Celebrating the 19C Italian composer Guiseppe Verdi, this month-long festival opens the opera season each year with a run of Verdi’s most beloved operas. The festival provides a chance to see very good productions outside the main opera season (Prague State Opera, website).

 

Vinobraní

Early September

Throughout September, South Moravian wine-making towns celebrate the grape harvest. Wine shops stay open late pouring the burčák (the new wine), accompanied by song and dance (website).

 

Dvořák’s Prague Festival

Early – late September

Over the course of several weeks, the Rudolfinum hosts a series of concerts in honour of Czech composer Antonín Dvořák. Works by the likes of Mozart, Schubert and Strauss are also included (website).

 

Prague Autumn International Music Festival (Strings of Autumn)

Mid-September to mid-October

One of Europe’s top billings, Prague Autumn welcomes conductors from all over the world to play with the Philharmonic and the Prague Symphony Orchestra (Rudlfinum; website).

 

October

Prague International Jazz Festival

Mid-October to mid-November

This festival with a tradition of more than 30 years features everything from jazz greats to big bands. You can see performances by jazz legends from all around the world, with plenty of local stars in between. The festival is held in several venues across Prague but mostly at Lucerna Music Bar (various venues; website).

 

November/December

Czech Press Photo

November to January

An impressive collection of award-winning photographs is shown at this free exhibition. Works illustrate the past year’s most moving documentation of global and local events, as well as great artistic achievement in the photographic media (Old Town Hall; website).

 

St Nicholas’ Eve

5th December

People wander around the streets in groups of three dressed as St Nicholas, an angel and a devil, symbolizing confession, reward and punishment. read more

 

Christmas Markets

December

Markets open on the last weekend in November, with the main markets being in Old Town Square and Wenceslas Square. The biggest event takes place on December 1, when a giant Christmas tree lights up the centre of the Old Town Square, accompanied by music and variety of street performers. Market stalls sell carved wooden toys, ceramics, glass figurines, Christmas gifts, delicious gingerbread cakes, barbecued sausages and mulled wine. read more

 

New Year’s Eve

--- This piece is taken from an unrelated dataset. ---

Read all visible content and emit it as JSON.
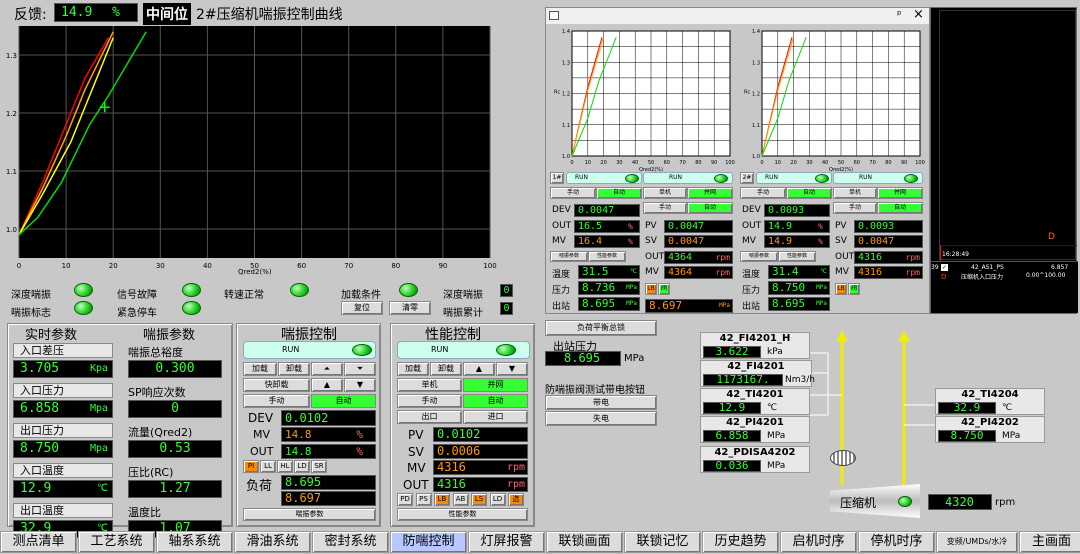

December 31

If rowdy and loud is how you like your New Year’s Eve, then come hear the concerts on Wenceslas Square; or go to Old Town Square for live big screens and other performances; watch the spectacular fireworks burst over the river; and join the masses partying in the streets everywhere in Prague. read more